In the previous few articles, we have looked at how we can use Frida to perform dynamic instrumentation of applications. In this article, we will look at a tool based using Frida’s capabilities, known as objection, which can be very useful in testing iOS applications on non-jailbroken devices. The only thing that is required is an unencrypted IPA (insert Frida Gadget using insert_dylb) or the source code. Since in the previous article we already looked at how we can add a Frida dylib into the source code and do instrumentation, we will carry forward from there in this article. We will be using Damn Vulnerable iOS App for this article.
Here are the various features of Objection as mentioned on their Github page.

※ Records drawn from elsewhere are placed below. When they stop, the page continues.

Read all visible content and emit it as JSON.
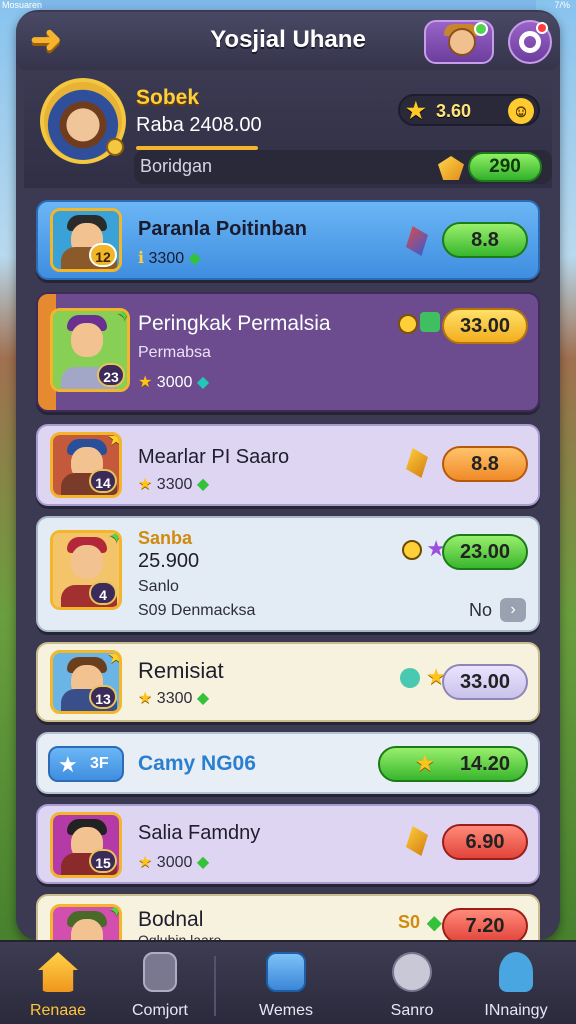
{
  "status_bar": {
    "left": "Mosuaren",
    "right": "7/%"
  },
  "header": {
    "title": "Yosjial Uhane"
  },
  "profile": {
    "name": "Sobek",
    "score": "Raba 2408.00",
    "sub_label": "Boridgan",
    "coins": "3.60",
    "gems": "290"
  },
  "rows": [
    {
      "name": "Paranla Poitinban",
      "sub": "3300",
      "level": "12",
      "button": "8.8"
    },
    {
      "name": "Peringkak Permalsia",
      "sub2": "Permabsa",
      "sub": "3000",
      "level": "23",
      "button": "33.00"
    },
    {
      "name": "Mearlar PI Saaro",
      "sub": "3300",
      "level": "14",
      "button": "8.8"
    },
    {
      "name": "Sanba",
      "name2": "25.900",
      "sub2": "Sanlo",
      "sub3": "S09 Denmacksa",
      "aside": "No",
      "level": "4",
      "button": "23.00"
    },
    {
      "name": "Remisiat",
      "sub": "3300",
      "level": "13",
      "button": "33.00"
    },
    {
      "name": "Camy NG06",
      "tag": "3F",
      "button": "14.20"
    },
    {
      "name": "Salia Famdny",
      "sub": "3000",
      "level": "15",
      "button": "6.90"
    },
    {
      "name": "Bodnal",
      "sub2": "Oglubin laaro",
      "coin_text": "S0",
      "button": "7.20"
    }
  ],
  "nav": [
    {
      "label": "Renaae",
      "icon": "home-icon"
    },
    {
      "label": "Comjort",
      "icon": "clipboard-icon"
    },
    {
      "label": "Wemes",
      "icon": "list-icon"
    },
    {
      "label": "Sanro",
      "icon": "dial-icon"
    },
    {
      "label": "INnaingy",
      "icon": "person-icon"
    }
  ],
  "colors": {
    "accent": "#f5b42b",
    "panel": "#3b3a52",
    "row_blue": "#5aa9f0",
    "row_purple": "#6b4a8c",
    "row_lilac": "#d9d1f0",
    "row_cream": "#f5f0de"
  }
}
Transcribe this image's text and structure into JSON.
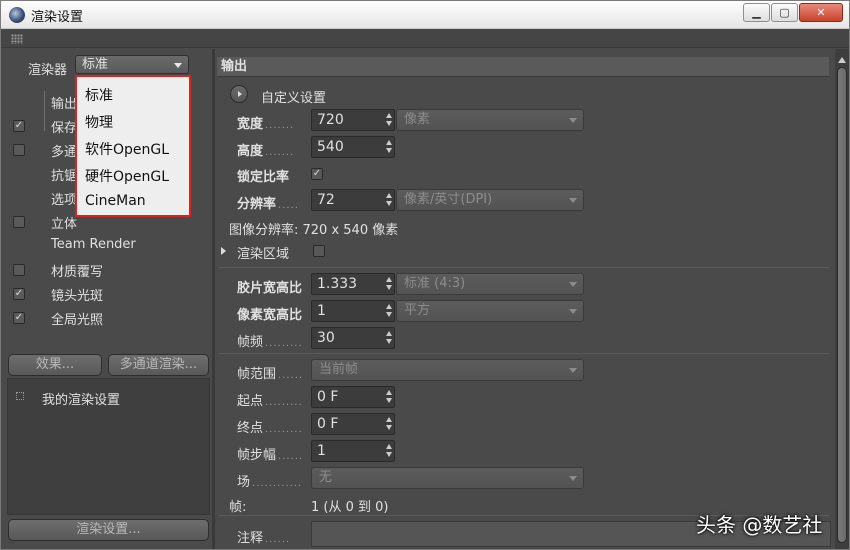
{
  "window": {
    "title": "渲染设置",
    "minimize": "▁",
    "restore": "▢",
    "close": "✕"
  },
  "left": {
    "renderer_label": "渲染器",
    "renderer_value": "标准",
    "nav_items": [
      {
        "label": "输出",
        "checked": null
      },
      {
        "label": "保存",
        "checked": true
      },
      {
        "label": "多通道",
        "checked": false
      },
      {
        "label": "抗锯齿",
        "checked": null
      },
      {
        "label": "选项",
        "checked": null
      },
      {
        "label": "立体",
        "checked": false
      },
      {
        "label": "Team Render",
        "checked": null
      },
      {
        "label": "材质覆写",
        "checked": false
      },
      {
        "label": "镜头光斑",
        "checked": true
      },
      {
        "label": "全局光照",
        "checked": true
      }
    ],
    "effects_button": "效果...",
    "multipass_button": "多通道渲染...",
    "my_settings": "我的渲染设置",
    "render_settings_button": "渲染设置..."
  },
  "dropdown": {
    "options": [
      "标准",
      "物理",
      "软件OpenGL",
      "硬件OpenGL",
      "CineMan"
    ]
  },
  "right": {
    "section_title": "输出",
    "custom_settings": "自定义设置",
    "width_label": "宽度",
    "width_value": "720",
    "width_unit": "像素",
    "height_label": "高度",
    "height_value": "540",
    "lock_ratio_label": "锁定比率",
    "resolution_label": "分辨率",
    "resolution_value": "72",
    "resolution_unit": "像素/英寸(DPI)",
    "image_resolution": "图像分辨率: 720 x 540 像素",
    "render_region_label": "渲染区域",
    "film_aspect_label": "胶片宽高比",
    "film_aspect_value": "1.333",
    "film_aspect_preset": "标准 (4:3)",
    "pixel_aspect_label": "像素宽高比",
    "pixel_aspect_value": "1",
    "pixel_aspect_preset": "平方",
    "fps_label": "帧频",
    "fps_value": "30",
    "frame_range_label": "帧范围",
    "frame_range_value": "当前帧",
    "start_label": "起点",
    "start_value": "0 F",
    "end_label": "终点",
    "end_value": "0 F",
    "frame_step_label": "帧步幅",
    "frame_step_value": "1",
    "fields_label": "场",
    "fields_value": "无",
    "frames_label": "帧:",
    "frames_value": "1 (从 0 到 0)",
    "notes_label": "注释"
  },
  "watermark": "头条 @数艺社"
}
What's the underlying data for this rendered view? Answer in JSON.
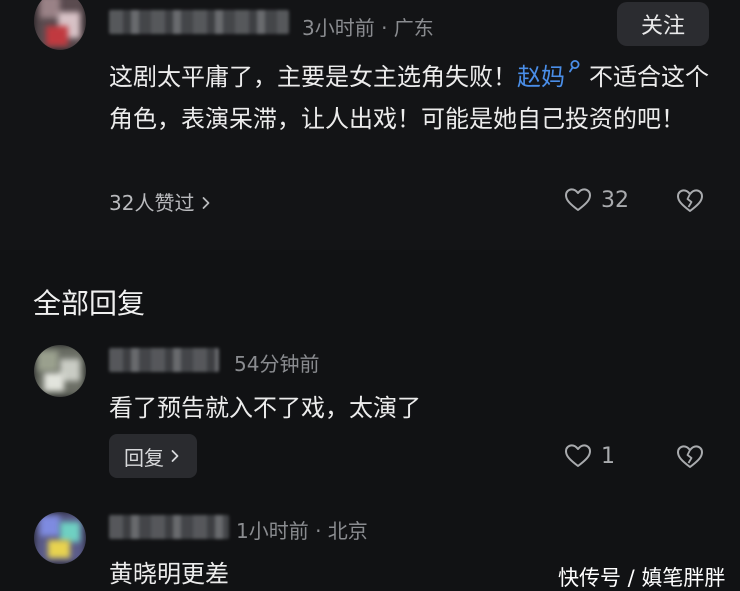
{
  "top_comment": {
    "meta": "3小时前 · 广东",
    "follow_label": "关注",
    "text_before": "这剧太平庸了，主要是女主选角失败！",
    "mention": "赵妈",
    "text_after": "不适合这个角色，表演呆滞，让人出戏！可能是她自己投资的吧！",
    "likers": "32人赞过",
    "like_count": "32"
  },
  "section_title": "全部回复",
  "replies": [
    {
      "meta": "54分钟前",
      "text": "看了预告就入不了戏，太演了",
      "reply_label": "回复",
      "like_count": "1"
    },
    {
      "meta": "1小时前 · 北京",
      "text": "黄晓明更差"
    }
  ],
  "watermark": "快传号 / 嫃笔胖胖",
  "colors": {
    "background": "#111214",
    "accent": "#4a8ee8",
    "secondary_text": "#8a8c90"
  },
  "icons": [
    "heart-icon",
    "broken-heart-icon",
    "chevron-right-icon",
    "search-small-icon"
  ]
}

The first thing is to install Objection on the computer which can be installed very easily with pip3 install objection. In some cases, you might be better off setting up a virtual environemnt for python3. It is recommended to go through the installation instructions mentioned on their Github page.
Once done, run the command objection to see if it was successfully installed.
Make sure you have an application that has FridaGadget.dylib injected into it. Start the application on the device and it will pause as its waiting for a frida client to attach to it. Now from your computer, run the objecion device_type command to do a quick test.
Now run the command objection explore -q to attach to the application. Keep in mind that this is not early instrumentation since you are attaching to the application after is is being launched. For early instrumentation you can just use Frida with the spawn command.
You can just press TAB on your computer to see all the list of available commands. One of the most useful features of objection is the autocompletion feature so we don’t have to remember all these commands.
For any extra tasks not performed by objection, you can just load the corresponding fridascript with the import command.
Ok, now we can use objection to do various tasks. It is important to note that whatever is happening here is happening within the context of the application with all the sandbox restrictions still being employed in place. Also, all the ios specific commands start with ios. Also, any command you want to run on your computer from within the objection interpreter must have ! prepended to it.
Use pwd print to print out the current working directory.
A simple ls command will dump the contents from the current working directory within the application context.
Let’s run env and this will give us all the folders related to the application. We are mostly interested in the application data here which is mostly present in the Documents folder.
Now let’s head over to the Documents directory and run the ls command there.
The data stored in the info.plist file can be dumped with ios plist cat filename command.
Optionally, another way of achieving the same would be to download the file to your computer with the file download filename command and then use the OS command cat (prepended with an !) to list the contents of the file.
You can see all the data stored using the NSUserDefaults or UserDefaults (in new SDKs) using the ios nsuserdefaults get command.
And you can use the ios keychain dump to dump the keychain.
In the next article, we will continue looking at some of the other useful functionalities of Objection.